Your assignment -
A word-for-word restatement of the data is what is needed.

[Data for processing Boundary: Start]

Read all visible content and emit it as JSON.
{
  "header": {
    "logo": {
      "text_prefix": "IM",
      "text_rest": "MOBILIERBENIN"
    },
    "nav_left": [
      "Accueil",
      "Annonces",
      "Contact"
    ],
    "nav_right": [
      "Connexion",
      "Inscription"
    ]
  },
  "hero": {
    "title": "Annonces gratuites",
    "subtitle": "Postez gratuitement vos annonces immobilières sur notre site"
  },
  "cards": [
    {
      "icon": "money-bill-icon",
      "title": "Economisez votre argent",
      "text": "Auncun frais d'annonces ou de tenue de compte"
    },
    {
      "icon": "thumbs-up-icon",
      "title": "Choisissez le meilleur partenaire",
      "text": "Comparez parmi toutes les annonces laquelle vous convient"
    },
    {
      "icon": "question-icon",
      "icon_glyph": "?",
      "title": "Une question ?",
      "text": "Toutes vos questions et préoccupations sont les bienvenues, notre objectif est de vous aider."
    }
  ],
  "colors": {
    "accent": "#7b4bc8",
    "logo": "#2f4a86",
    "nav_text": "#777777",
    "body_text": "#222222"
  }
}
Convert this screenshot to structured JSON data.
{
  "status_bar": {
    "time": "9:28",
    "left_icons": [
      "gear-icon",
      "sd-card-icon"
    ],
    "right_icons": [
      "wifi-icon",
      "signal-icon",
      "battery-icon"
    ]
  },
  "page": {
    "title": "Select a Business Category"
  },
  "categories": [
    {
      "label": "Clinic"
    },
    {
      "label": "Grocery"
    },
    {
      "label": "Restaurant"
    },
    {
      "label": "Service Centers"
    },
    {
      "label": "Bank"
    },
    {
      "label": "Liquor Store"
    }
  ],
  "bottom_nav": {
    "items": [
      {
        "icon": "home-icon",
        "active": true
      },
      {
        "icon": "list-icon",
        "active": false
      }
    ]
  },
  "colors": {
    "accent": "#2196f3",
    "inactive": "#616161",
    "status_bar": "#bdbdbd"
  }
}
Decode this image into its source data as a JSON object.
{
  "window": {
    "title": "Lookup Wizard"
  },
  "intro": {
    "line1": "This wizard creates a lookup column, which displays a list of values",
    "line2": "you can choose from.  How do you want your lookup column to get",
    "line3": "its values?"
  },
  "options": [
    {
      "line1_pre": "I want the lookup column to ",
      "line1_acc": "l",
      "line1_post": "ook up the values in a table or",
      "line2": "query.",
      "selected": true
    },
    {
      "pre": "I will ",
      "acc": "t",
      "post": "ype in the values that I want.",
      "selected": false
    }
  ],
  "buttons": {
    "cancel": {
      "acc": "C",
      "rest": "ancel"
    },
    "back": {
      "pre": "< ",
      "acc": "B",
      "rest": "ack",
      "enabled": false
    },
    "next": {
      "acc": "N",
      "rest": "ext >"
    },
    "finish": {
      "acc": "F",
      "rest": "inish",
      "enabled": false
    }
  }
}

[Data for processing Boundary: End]

Final answer -
Read all visible content and emit it as JSON.
{
  "header": {
    "logo": {
      "text_prefix": "IM",
      "text_rest": "MOBILIERBENIN"
    },
    "nav_left": [
      "Accueil",
      "Annonces",
      "Contact"
    ],
    "nav_right": [
      "Connexion",
      "Inscription"
    ]
  },
  "hero": {
    "title": "Annonces gratuites",
    "subtitle": "Postez gratuitement vos annonces immobilières sur notre site"
  },
  "cards": [
    {
      "icon": "money-bill-icon",
      "title": "Economisez votre argent",
      "text": "Auncun frais d'annonces ou de tenue de compte"
    },
    {
      "icon": "thumbs-up-icon",
      "title": "Choisissez le meilleur partenaire",
      "text": "Comparez parmi toutes les annonces laquelle vous convient"
    },
    {
      "icon": "question-icon",
      "icon_glyph": "?",
      "title": "Une question ?",
      "text": "Toutes vos questions et préoccupations sont les bienvenues, notre objectif est de vous aider."
    }
  ],
  "colors": {
    "accent": "#7b4bc8",
    "logo": "#2f4a86",
    "nav_text": "#777777",
    "body_text": "#222222"
  }
}
Convert this screenshot to structured JSON data.
{
  "status_bar": {
    "time": "9:28",
    "left_icons": [
      "gear-icon",
      "sd-card-icon"
    ],
    "right_icons": [
      "wifi-icon",
      "signal-icon",
      "battery-icon"
    ]
  },
  "page": {
    "title": "Select a Business Category"
  },
  "categories": [
    {
      "label": "Clinic"
    },
    {
      "label": "Grocery"
    },
    {
      "label": "Restaurant"
    },
    {
      "label": "Service Centers"
    },
    {
      "label": "Bank"
    },
    {
      "label": "Liquor Store"
    }
  ],
  "bottom_nav": {
    "items": [
      {
        "icon": "home-icon",
        "active": true
      },
      {
        "icon": "list-icon",
        "active": false
      }
    ]
  },
  "colors": {
    "accent": "#2196f3",
    "inactive": "#616161",
    "status_bar": "#bdbdbd"
  }
}
Decode this image into its source data as a JSON object.
{
  "window": {
    "title": "Lookup Wizard"
  },
  "intro": {
    "line1": "This wizard creates a lookup column, which displays a list of values",
    "line2": "you can choose from.  How do you want your lookup column to get",
    "line3": "its values?"
  },
  "options": [
    {
      "line1_pre": "I want the lookup column to ",
      "line1_acc": "l",
      "line1_post": "ook up the values in a table or",
      "line2": "query.",
      "selected": true
    },
    {
      "pre": "I will ",
      "acc": "t",
      "post": "ype in the values that I want.",
      "selected": false
    }
  ],
  "buttons": {
    "cancel": {
      "acc": "C",
      "rest": "ancel"
    },
    "back": {
      "pre": "< ",
      "acc": "B",
      "rest": "ack",
      "enabled": false
    },
    "next": {
      "acc": "N",
      "rest": "ext >"
    },
    "finish": {
      "acc": "F",
      "rest": "inish",
      "enabled": false
    }
  }
}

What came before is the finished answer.